A few days later, I got another X1 D. That one had two floppy drives, but my own X1 D was in (slightly) better condition. I removed one of the drives and placed it in my own X1 D so now I have a dual-drive system. Beauty! I used the dual-drive setup to copy the system disk, which of course can be done on a single-drive system, but goes much smoother and faster with two. I may never actually use the second drive again, though.

Getting back to the external drives, I was having a conversation with the seller through Yahoo’s transaction messaging system. I told him that the drives worked great and he told me he had some extra copied disks that were used with the system, and that he would send them to me free of charge if I wanted them. Sure! This was quite a few more than I bargained for, though, I think there must be about 100! Might have to find a discrete way to offload some of them to someone else who may use them.

I also finalized (for now!) the location of the external drives. They are on my X1 Turbo Z, which has the internal drives disabled so I can use my HxC. Re-enabling them requires opening up the system each time, so I don’t change often. But now with these external drives, it’s a breeze!

I set the IDs of the external drives back to 0 and 1. Drive 0 is connected to the system, and drive 1 is connected to the rear of drive 0. The HxC is also set to units 0 and 1, and it is connected to the rear of drive 1. When powered off, the external drives still pass through to the HxC, so I don’t have to futz with the IDs. If I power on the external drives, though, it will obviously cause a conflict, so if I want to use them, the only thing I have to do is unplug the USB power to the HxC. This is sooo slick, even better than I’d imagined!

The photo came out a little dark, but if you look carefully near the bottom, you’ll see the two external drives under the FM-8, with the HxC drive emulator sitting between them.

The only shortcoming is that the internal drives are 2HD/2DD while the external ones are 2DD only. But I think all of the logic is controlled by the internal controller, so I someday may try putting the 2HD drives into the external enclosures.

Sharp X1 D

Since I began vintage computing, I’ve had two rules:
1. Don’t get two machines with the same function.
2. Don’t get more than you can comfortably store.

Well in one single move, I broke both rules.

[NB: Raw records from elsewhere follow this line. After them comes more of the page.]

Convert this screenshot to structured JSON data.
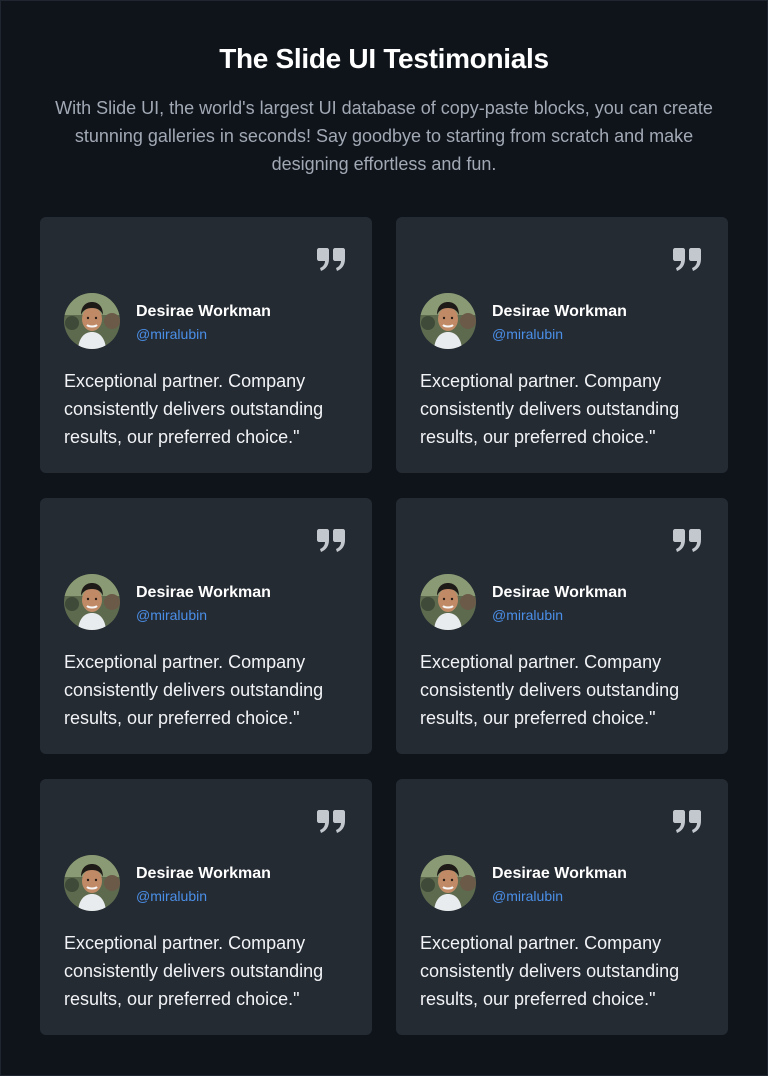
{
  "header": {
    "title": "The Slide UI Testimonials",
    "subtitle": "With Slide UI, the world's largest UI database of copy-paste blocks, you can create stunning galleries in seconds! Say goodbye to starting from scratch and make designing effortless and fun."
  },
  "testimonials": [
    {
      "name": "Desirae Workman",
      "handle": "@miralubin",
      "text": "Exceptional partner. Company consistently delivers outstanding results, our preferred choice.\""
    },
    {
      "name": "Desirae Workman",
      "handle": "@miralubin",
      "text": "Exceptional partner. Company consistently delivers outstanding results, our preferred choice.\""
    },
    {
      "name": "Desirae Workman",
      "handle": "@miralubin",
      "text": "Exceptional partner. Company consistently delivers outstanding results, our preferred choice.\""
    },
    {
      "name": "Desirae Workman",
      "handle": "@miralubin",
      "text": "Exceptional partner. Company consistently delivers outstanding results, our preferred choice.\""
    },
    {
      "name": "Desirae Workman",
      "handle": "@miralubin",
      "text": "Exceptional partner. Company consistently delivers outstanding results, our preferred choice.\""
    },
    {
      "name": "Desirae Workman",
      "handle": "@miralubin",
      "text": "Exceptional partner. Company consistently delivers outstanding results, our preferred choice.\""
    }
  ],
  "icons": {
    "quote": "closing-quote-icon",
    "avatar": "avatar-photo"
  },
  "colors": {
    "background": "#0f141b",
    "card": "#252b33",
    "handle": "#4a8fe8",
    "quote_icon": "#c3c8cf"
  }
}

This is the most recent addition, the Sharp X1-D. The D is, I assume, for disk, as opposed to tape, and it has a built-in floppy drive. The machine is an older, less-capable version of my Sharp X1 Turbo Z (the black machine shown sitting above the X1-D in the picture above). It has nothing to offer that the Z cannot do, and the Z can do so much more, and has the ability to do it better. This machine I got for looks alone.

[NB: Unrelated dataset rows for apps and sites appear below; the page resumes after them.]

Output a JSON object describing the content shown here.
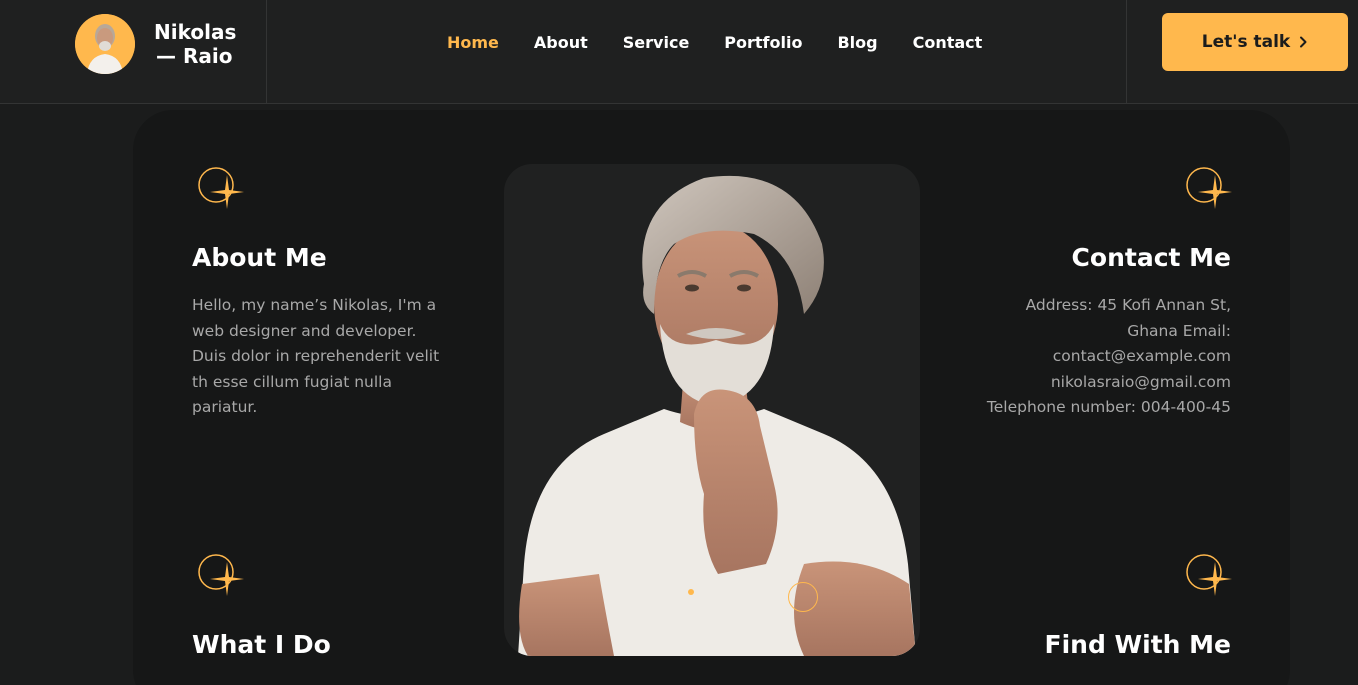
{
  "brand": {
    "name_line1": "Nikolas",
    "name_line2": "— Raio"
  },
  "nav": {
    "items": [
      "Home",
      "About",
      "Service",
      "Portfolio",
      "Blog",
      "Contact"
    ],
    "active": "Home"
  },
  "header": {
    "cta_label": "Let's talk"
  },
  "about": {
    "title": "About Me",
    "text": [
      "Hello, my name’s Nikolas, I'm a",
      "web designer and developer.",
      "Duis dolor in reprehenderit velit",
      "th esse cillum fugiat nulla",
      "pariatur."
    ]
  },
  "contact": {
    "title": "Contact Me",
    "lines": [
      "Address: 45 Kofi Annan St,",
      "Ghana Email:",
      "contact@example.com",
      "nikolasraio@gmail.com",
      "Telephone number: 004-400-45"
    ]
  },
  "what_i_do": {
    "title": "What I Do"
  },
  "find_with_me": {
    "title": "Find With Me"
  },
  "colors": {
    "accent": "#ffb84d",
    "background": "#1b1c1c",
    "panel": "#161717",
    "muted_text": "#a8a8a8"
  },
  "icons": {
    "sparkle": "sparkle-circle-icon",
    "chevron": "chevron-right-icon"
  }
}
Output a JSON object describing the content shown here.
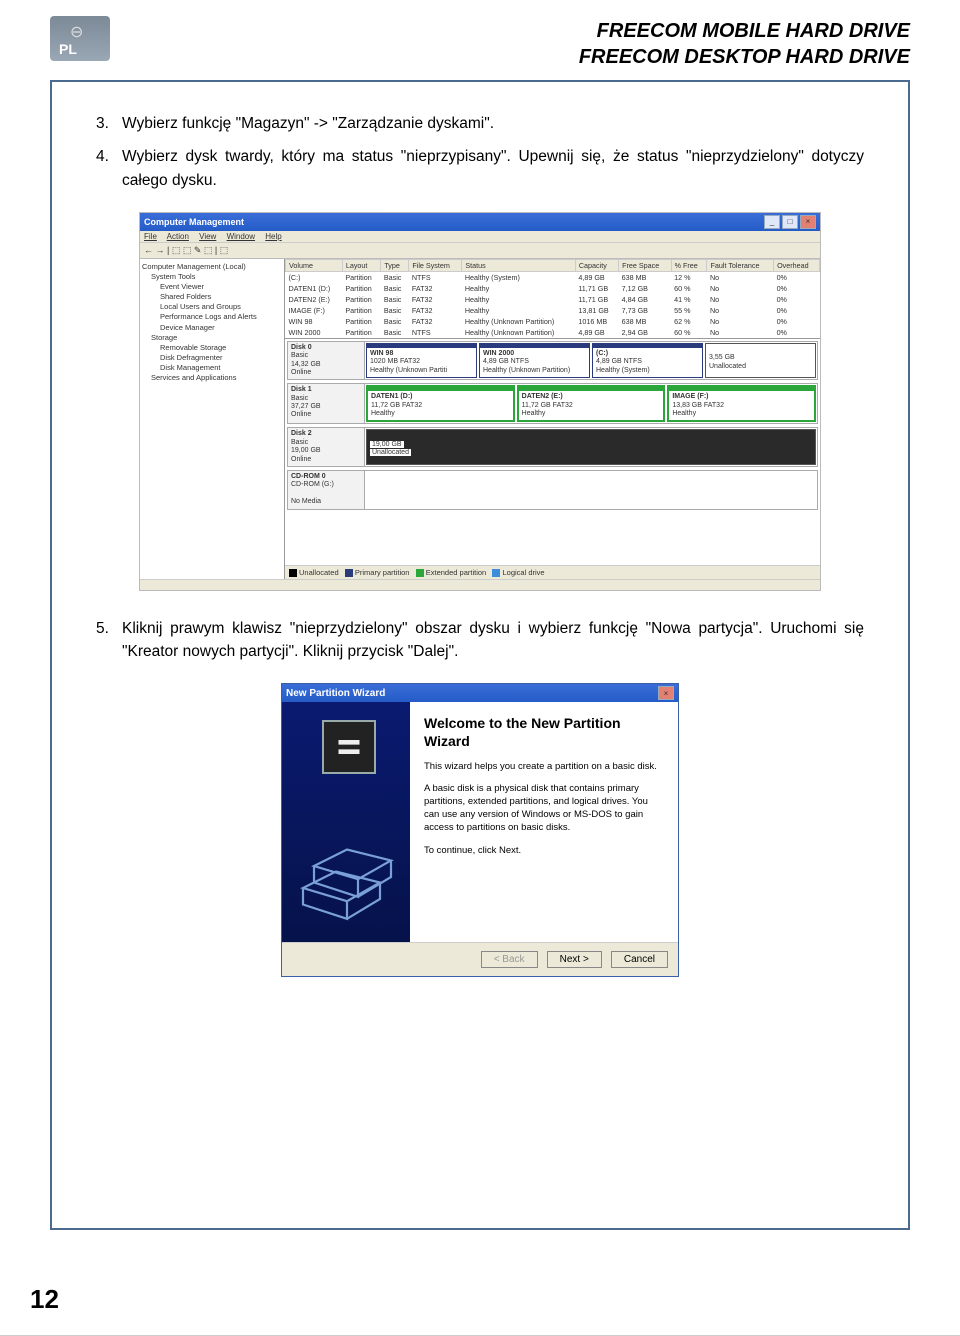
{
  "pl_badge": "PL",
  "header": {
    "line1": "FREECOM MOBILE HARD DRIVE",
    "line2": "FREECOM DESKTOP HARD DRIVE"
  },
  "steps": {
    "s3_num": "3.",
    "s3": "Wybierz funkcję \"Magazyn\" -> \"Zarządzanie dyskami\".",
    "s4_num": "4.",
    "s4": "Wybierz dysk twardy, który ma status \"nieprzypisany\". Upewnij się, że status \"nieprzydzielony\" dotyczy całego dysku.",
    "s5_num": "5.",
    "s5": "Kliknij prawym klawisz \"nieprzydzielony\" obszar dysku i wybierz funkcję \"Nowa partycja\". Uruchomi się \"Kreator nowych partycji\". Kliknij przycisk \"Dalej\"."
  },
  "cm": {
    "title": "Computer Management",
    "menu": {
      "file": "File",
      "action": "Action",
      "view": "View",
      "window": "Window",
      "help": "Help"
    },
    "tree": {
      "root": "Computer Management (Local)",
      "systools": "System Tools",
      "eventviewer": "Event Viewer",
      "sharedfolders": "Shared Folders",
      "localusers": "Local Users and Groups",
      "perflogs": "Performance Logs and Alerts",
      "devicemgr": "Device Manager",
      "storage": "Storage",
      "removable": "Removable Storage",
      "defrag": "Disk Defragmenter",
      "diskmgmt": "Disk Management",
      "services": "Services and Applications"
    },
    "headers": {
      "volume": "Volume",
      "layout": "Layout",
      "type": "Type",
      "fs": "File System",
      "status": "Status",
      "capacity": "Capacity",
      "free": "Free Space",
      "pct": "% Free",
      "fault": "Fault Tolerance",
      "over": "Overhead"
    },
    "vols": [
      {
        "v": "(C:)",
        "l": "Partition",
        "t": "Basic",
        "f": "NTFS",
        "s": "Healthy (System)",
        "c": "4,89 GB",
        "fr": "638 MB",
        "p": "12 %",
        "ft": "No",
        "o": "0%"
      },
      {
        "v": "DATEN1 (D:)",
        "l": "Partition",
        "t": "Basic",
        "f": "FAT32",
        "s": "Healthy",
        "c": "11,71 GB",
        "fr": "7,12 GB",
        "p": "60 %",
        "ft": "No",
        "o": "0%"
      },
      {
        "v": "DATEN2 (E:)",
        "l": "Partition",
        "t": "Basic",
        "f": "FAT32",
        "s": "Healthy",
        "c": "11,71 GB",
        "fr": "4,84 GB",
        "p": "41 %",
        "ft": "No",
        "o": "0%"
      },
      {
        "v": "IMAGE (F:)",
        "l": "Partition",
        "t": "Basic",
        "f": "FAT32",
        "s": "Healthy",
        "c": "13,81 GB",
        "fr": "7,73 GB",
        "p": "55 %",
        "ft": "No",
        "o": "0%"
      },
      {
        "v": "WIN 98",
        "l": "Partition",
        "t": "Basic",
        "f": "FAT32",
        "s": "Healthy (Unknown Partition)",
        "c": "1016 MB",
        "fr": "638 MB",
        "p": "62 %",
        "ft": "No",
        "o": "0%"
      },
      {
        "v": "WIN 2000",
        "l": "Partition",
        "t": "Basic",
        "f": "NTFS",
        "s": "Healthy (Unknown Partition)",
        "c": "4,89 GB",
        "fr": "2,94 GB",
        "p": "60 %",
        "ft": "No",
        "o": "0%"
      }
    ],
    "disks": {
      "d0": {
        "label": "Disk 0",
        "type": "Basic",
        "size": "14,32 GB",
        "state": "Online",
        "p1": {
          "n": "WIN 98",
          "d": "1020 MB FAT32",
          "s": "Healthy (Unknown Partiti"
        },
        "p2": {
          "n": "WIN 2000",
          "d": "4,89 GB NTFS",
          "s": "Healthy (Unknown Partition)"
        },
        "p3": {
          "n": "(C:)",
          "d": "4,89 GB NTFS",
          "s": "Healthy (System)"
        },
        "p4": {
          "n": "",
          "d": "3,55 GB",
          "s": "Unallocated"
        }
      },
      "d1": {
        "label": "Disk 1",
        "type": "Basic",
        "size": "37,27 GB",
        "state": "Online",
        "p1": {
          "n": "DATEN1 (D:)",
          "d": "11,72 GB FAT32",
          "s": "Healthy"
        },
        "p2": {
          "n": "DATEN2 (E:)",
          "d": "11,72 GB FAT32",
          "s": "Healthy"
        },
        "p3": {
          "n": "IMAGE (F:)",
          "d": "13,83 GB FAT32",
          "s": "Healthy"
        }
      },
      "d2": {
        "label": "Disk 2",
        "type": "Basic",
        "size": "19,00 GB",
        "state": "Online",
        "p1": {
          "n": "",
          "d": "19,00 GB",
          "s": "Unallocated"
        }
      },
      "cd": {
        "label": "CD-ROM 0",
        "type": "CD-ROM (G:)",
        "state": "No Media"
      }
    },
    "legend": {
      "un": "Unallocated",
      "pp": "Primary partition",
      "ep": "Extended partition",
      "ld": "Logical drive"
    }
  },
  "wizard": {
    "title": "New Partition Wizard",
    "heading": "Welcome to the New Partition Wizard",
    "p1": "This wizard helps you create a partition on a basic disk.",
    "p2": "A basic disk is a physical disk that contains primary partitions, extended partitions, and logical drives. You can use any version of Windows or MS-DOS to gain access to partitions on basic disks.",
    "p3": "To continue, click Next.",
    "back": "< Back",
    "next": "Next >",
    "cancel": "Cancel"
  },
  "page_number": "12"
}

The main unit and keyboard have a shiny metal appearance and a nice color scheme to it. The main unit is in excellent condition. The keyboard has some yellowing on the number pad and the cable is frayed and unreliable and needs to be replaced, although it can be made to work as-is.

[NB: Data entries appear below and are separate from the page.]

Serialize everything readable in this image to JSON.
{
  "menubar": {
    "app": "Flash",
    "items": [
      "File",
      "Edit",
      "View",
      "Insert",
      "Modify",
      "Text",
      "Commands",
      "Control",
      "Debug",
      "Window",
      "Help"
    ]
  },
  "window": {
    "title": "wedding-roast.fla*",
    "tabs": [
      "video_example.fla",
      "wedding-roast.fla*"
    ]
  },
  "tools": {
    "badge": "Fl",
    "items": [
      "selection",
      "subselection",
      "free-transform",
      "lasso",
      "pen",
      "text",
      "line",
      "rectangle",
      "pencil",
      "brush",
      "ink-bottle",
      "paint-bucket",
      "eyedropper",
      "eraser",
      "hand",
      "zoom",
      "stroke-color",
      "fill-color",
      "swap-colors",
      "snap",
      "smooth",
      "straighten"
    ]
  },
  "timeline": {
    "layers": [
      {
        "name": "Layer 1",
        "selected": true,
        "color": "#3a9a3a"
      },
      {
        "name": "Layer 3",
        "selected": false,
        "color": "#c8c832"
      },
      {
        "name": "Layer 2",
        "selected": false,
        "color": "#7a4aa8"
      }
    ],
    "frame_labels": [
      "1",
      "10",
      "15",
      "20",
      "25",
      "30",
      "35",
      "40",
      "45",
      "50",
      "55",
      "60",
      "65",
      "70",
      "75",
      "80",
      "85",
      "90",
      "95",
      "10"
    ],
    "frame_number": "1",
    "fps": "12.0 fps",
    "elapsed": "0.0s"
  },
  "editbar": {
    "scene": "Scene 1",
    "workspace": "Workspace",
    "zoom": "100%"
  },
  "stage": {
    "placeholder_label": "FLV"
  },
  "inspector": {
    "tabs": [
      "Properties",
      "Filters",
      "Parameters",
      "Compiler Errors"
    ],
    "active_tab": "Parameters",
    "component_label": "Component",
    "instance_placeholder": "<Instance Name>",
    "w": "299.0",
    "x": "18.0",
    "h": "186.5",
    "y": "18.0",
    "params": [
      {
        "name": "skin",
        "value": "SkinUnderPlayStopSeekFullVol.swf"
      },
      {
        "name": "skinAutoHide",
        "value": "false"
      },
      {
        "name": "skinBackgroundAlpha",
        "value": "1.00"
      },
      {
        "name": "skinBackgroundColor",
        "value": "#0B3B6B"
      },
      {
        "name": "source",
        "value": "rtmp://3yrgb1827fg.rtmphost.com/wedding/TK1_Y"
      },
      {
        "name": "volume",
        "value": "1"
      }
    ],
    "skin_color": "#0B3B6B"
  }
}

This is another as-is, untested machine. First thing I did was just plug in the unit and turn on the power. The power indicator and floppy drive both lit up, and the floppy drive light quickly went off when it discovered no media. So far, so good.

Next I hooked up the keyboard and digital RGB to verify that it was actually functioning. I got the welcoming IPL screen and was able to access the timer programmer without issue. After saving the timer, the timer indicator on the main unit lit up.

Not only does this system offer no advantage over the X1 Turbo Z, but it also has a 3″ floppy drive (not 3.5″) and the media for that is not easy to find at all. Original games pop up once in a while on Yahoo Auctions, but they’re not cheap. Fortunately, for the time being, I can use my HxC floppy emulator. I tasked it with loading BASIC and a game and everything appears happy.

The only question now is where to put it. Until this machine arrived, I was able to store everything on the desks intended for vintage computing and inside a single cabinet with some adjustable shelves. But now I’ve overstepped that limit. For now I’ve stuck it up on top of the cabinet, but this is a non-ideal solution. And in the next two or three days, I am expecting one more large system! I’ve got to get this figured out.